*** Opening ENTRIES PROVIDED ***
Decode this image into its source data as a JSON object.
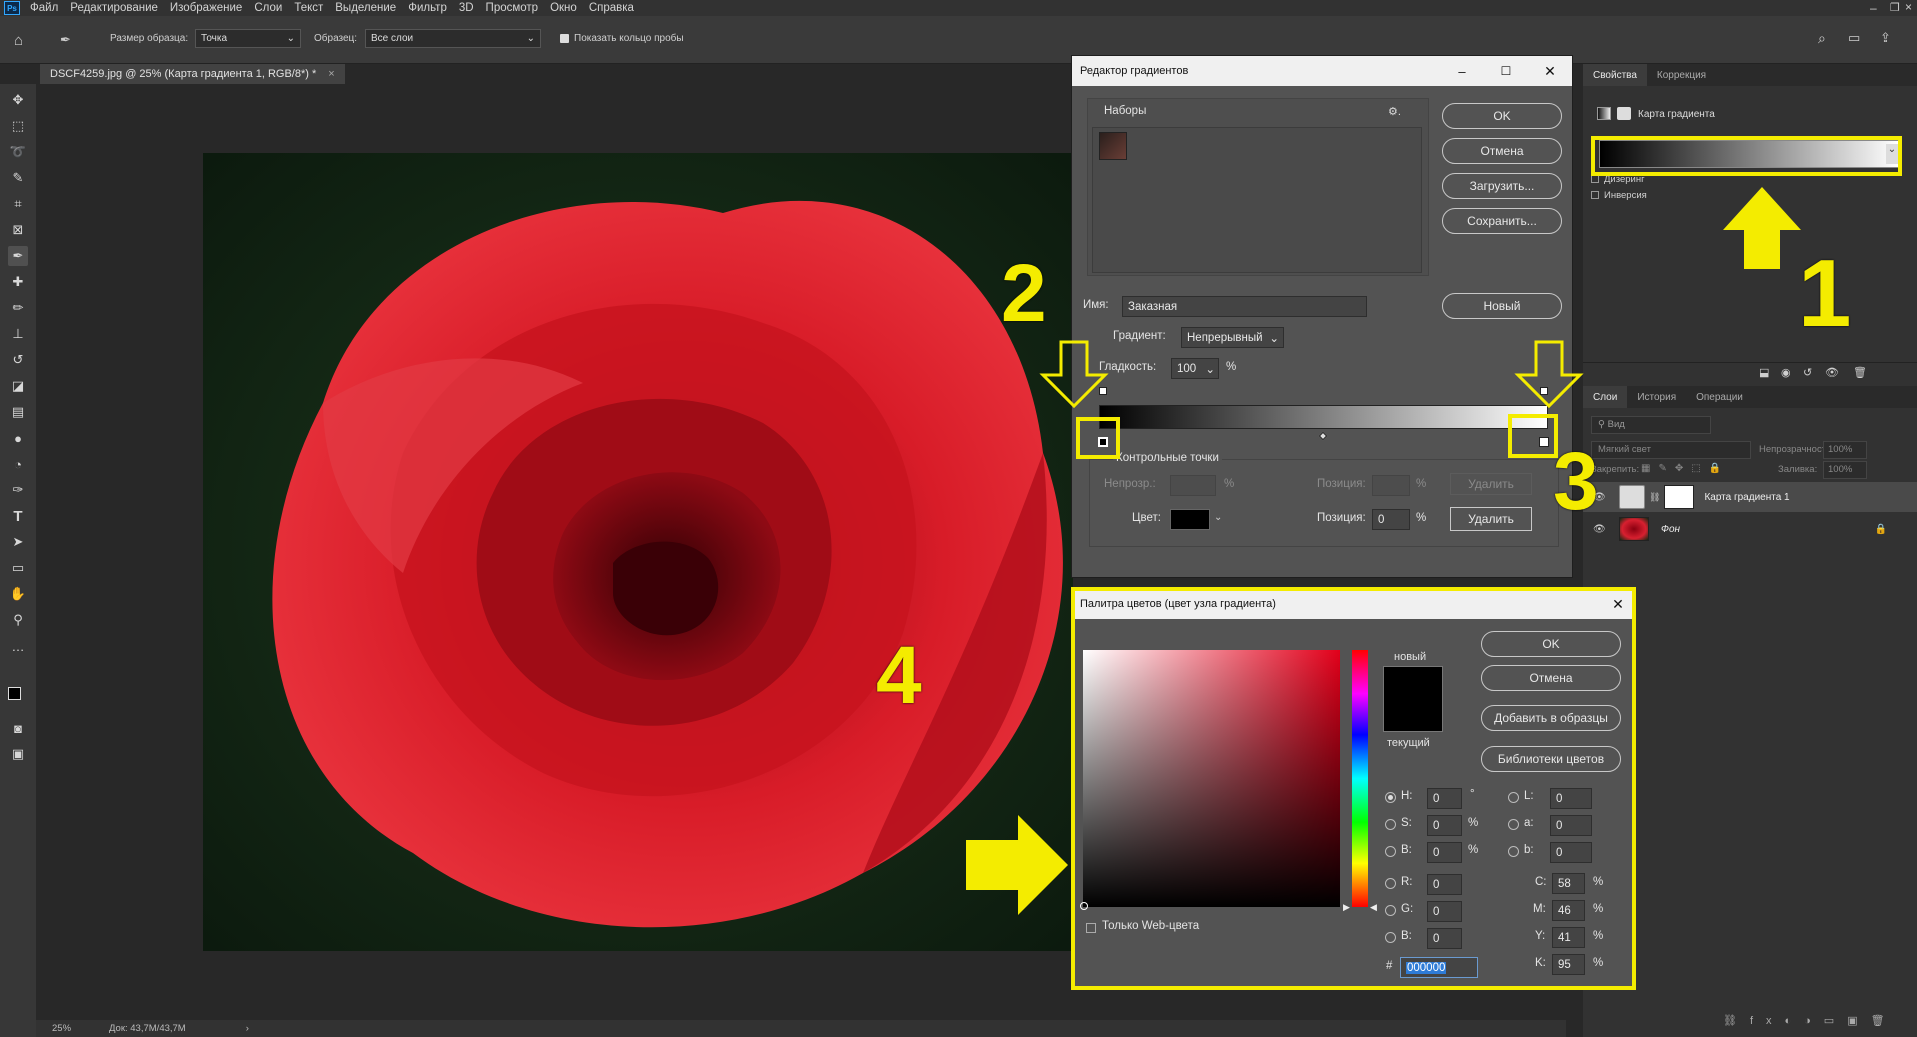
{
  "app": {
    "logo": "Ps"
  },
  "menu": [
    "Файл",
    "Редактирование",
    "Изображение",
    "Слои",
    "Текст",
    "Выделение",
    "Фильтр",
    "3D",
    "Просмотр",
    "Окно",
    "Справка"
  ],
  "options": {
    "sample_size_label": "Размер образца:",
    "sample_size_value": "Точка",
    "sample_label": "Образец:",
    "sample_value": "Все слои",
    "show_ring": "Показать кольцо пробы"
  },
  "doc_tab": {
    "title": "DSCF4259.jpg @ 25% (Карта градиента 1, RGB/8*) *",
    "close": "×"
  },
  "status": {
    "zoom": "25%",
    "doc": "Док: 43,7M/43,7M",
    "arrow": "›"
  },
  "properties": {
    "tab1": "Свойства",
    "tab2": "Коррекция",
    "layer_name": "Карта градиента",
    "dither": "Дизеринг",
    "invert": "Инверсия"
  },
  "layers_panel": {
    "tabs": [
      "Слои",
      "История",
      "Операции"
    ],
    "filter": "Вид",
    "blend": "Мягкий свет",
    "opacity_label": "Непрозрачность:",
    "opacity": "100%",
    "lock_label": "Закрепить:",
    "fill_label": "Заливка:",
    "fill": "100%",
    "layers": [
      {
        "name": "Карта градиента 1"
      },
      {
        "name": "Фон"
      }
    ]
  },
  "gradient_editor": {
    "title": "Редактор градиентов",
    "presets_label": "Наборы",
    "ok": "OK",
    "cancel": "Отмена",
    "load": "Загрузить...",
    "save": "Сохранить...",
    "name_label": "Имя:",
    "name_value": "Заказная",
    "new": "Новый",
    "type_label": "Градиент:",
    "type_value": "Непрерывный",
    "smooth_label": "Гладкость:",
    "smooth_value": "100",
    "percent": "%",
    "stops_label": "Контрольные точки",
    "opacity_label": "Непрозр.:",
    "position_label": "Позиция:",
    "delete": "Удалить",
    "color_label": "Цвет:",
    "color_position": "0"
  },
  "color_picker": {
    "title": "Палитра цветов (цвет узла градиента)",
    "ok": "OK",
    "cancel": "Отмена",
    "add_swatch": "Добавить в образцы",
    "libraries": "Библиотеки цветов",
    "new_label": "новый",
    "current_label": "текущий",
    "web_only": "Только Web-цвета",
    "fields": {
      "H": "0",
      "S": "0",
      "B": "0",
      "R": "0",
      "G": "0",
      "Bb": "0",
      "L": "0",
      "a": "0",
      "b": "0",
      "C": "58",
      "M": "46",
      "Y": "41",
      "K": "95"
    },
    "labels": {
      "H": "H:",
      "S": "S:",
      "B": "B:",
      "R": "R:",
      "G": "G:",
      "Bb": "B:",
      "L": "L:",
      "a": "a:",
      "b": "b:",
      "C": "C:",
      "M": "M:",
      "Y": "Y:",
      "K": "K:"
    },
    "deg": "°",
    "percent": "%",
    "hash": "#",
    "hex": "000000"
  },
  "annotations": {
    "n1": "1",
    "n2": "2",
    "n3": "3",
    "n4": "4"
  },
  "colors": {
    "highlight": "#f4ec00",
    "accent": "#31a8ff",
    "rose": "#c8101c"
  }
}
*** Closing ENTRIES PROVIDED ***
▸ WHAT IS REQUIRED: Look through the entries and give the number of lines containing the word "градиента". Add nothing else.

▸ RESPONSE TO THE TASK: 4